Relying on a decades-old inheritance law, the state’s highest has court ruled that spouses are entitled to one-third of their deceased spouse’s estate — when they are not mentioned in the spouse’s will.
Debt freedom or debt burden? Retirees with no or little debt don’t worry about money, as much as those who have debt. Paying off a mortgage is the biggest burden to retirement. That’s a big amount to cover, when you are not working. If you have big credit card bills and high interest rates, that can make matters worse.
Knowing what you spend. Knowing how bills will be paid in retirement starts with tracking and monitoring how bills are paid before you retire. Having a budgeting system, regardless of how you do it, will give you the information you need to know how much income will be needed each month or each quarter to pay bills. It can be as simple as a notepad or as complex as an accountant-level system, but this knowledge is really powerful.
Both spouses up to speed on money. It’s not enough for one person to know how everything works. Both need to understand their financial status and communicate their concerns and wishes. Eventually, the harsh reality is that one or the other will die, leaving the other to either struggle to catch up or be ready to take the reins.
Multiple sources of income.

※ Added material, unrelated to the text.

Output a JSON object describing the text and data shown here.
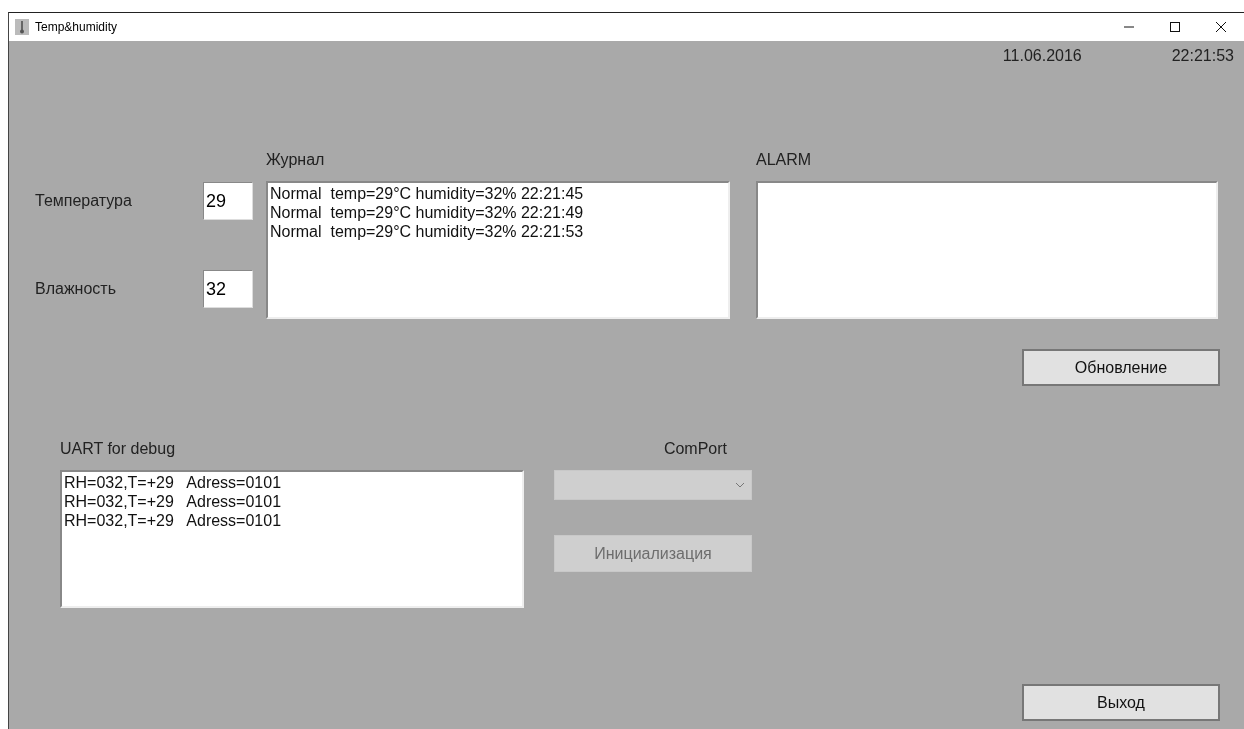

The most content retirees have saved well and wisely. They have income from a few different sources. You don’t want all your income to come from a tax-deferred retirement plan, because you will be paying taxes on that income. For many, converting an IRA to a Roth makes sense, so that their withdrawals are not taxed. Work with a professional to accomplish this.
It’s not all about money. Having an active social life, pursuing interests, and enjoying day to day activities is key to enjoying retirement. Sometimes that comes about when people move from their single-family home into an active community, where there are full schedules and facilities that promote a variety of interests. An active network, especially one that is purpose driven, elevates the spirit and provides a strong connection to the community.
If you remember Jack Colton, the male lead in 1984’s “Romancing the Stone,” then you know about a guy who spent his whole life dreaming of owning a sailboat, even while he was hiding from a foreign army and getting involved in a crazy criminal treasure hunt. Retirement savers need to find their own inner dream, one they cannot be distracted from and that will keep them focused on saving and investment, no matter what. Imagine your future self-doing what you love doing.
Then there’s “The Bucket List,” with Carter and Edward, who are ready to have an adventure, when their diagnoses are terminal. If you’ve got some thoughts about a bucket list floating around, make them real. Write them down. Then put them in order of priority. Visualize what you’ll need to do to get there. Building your connection with your dreams, will keep you motivated.
An example of keeping your eyes on the prize comes from Netflix, with “Fuller House.” This is a great example of how mapping goals can clinch a retirement strategy. Sitcom dad Danny Tanner gives his San Francisco home to his daughter. He’s not retiring, but he planned for years to live where he wanted, while giving his daughter and her family his home. Know where you want to live in retirement and keep that in sharp focus.
“Everybody Loves Raymond” features Ray and his family and his parents. They live close together, so much so that they are involved in every detail of each other’s lives. Or, for a completely different lifestyle, remember the 2012 comedy “Quartet,” directed by Dustin Hoffman? This was about a retirement community for stage performers, who sought to create a new community among their fellow actors.
Figuring out who you want to spend your retirement years with, can have a major impact on where you will live. Do you want to be close by your family, involved with their daily lives, available for babysitting, family dinners, and the grandchildren’s soccer games? Or would you rather pursue your own interests and enjoy a warm climate?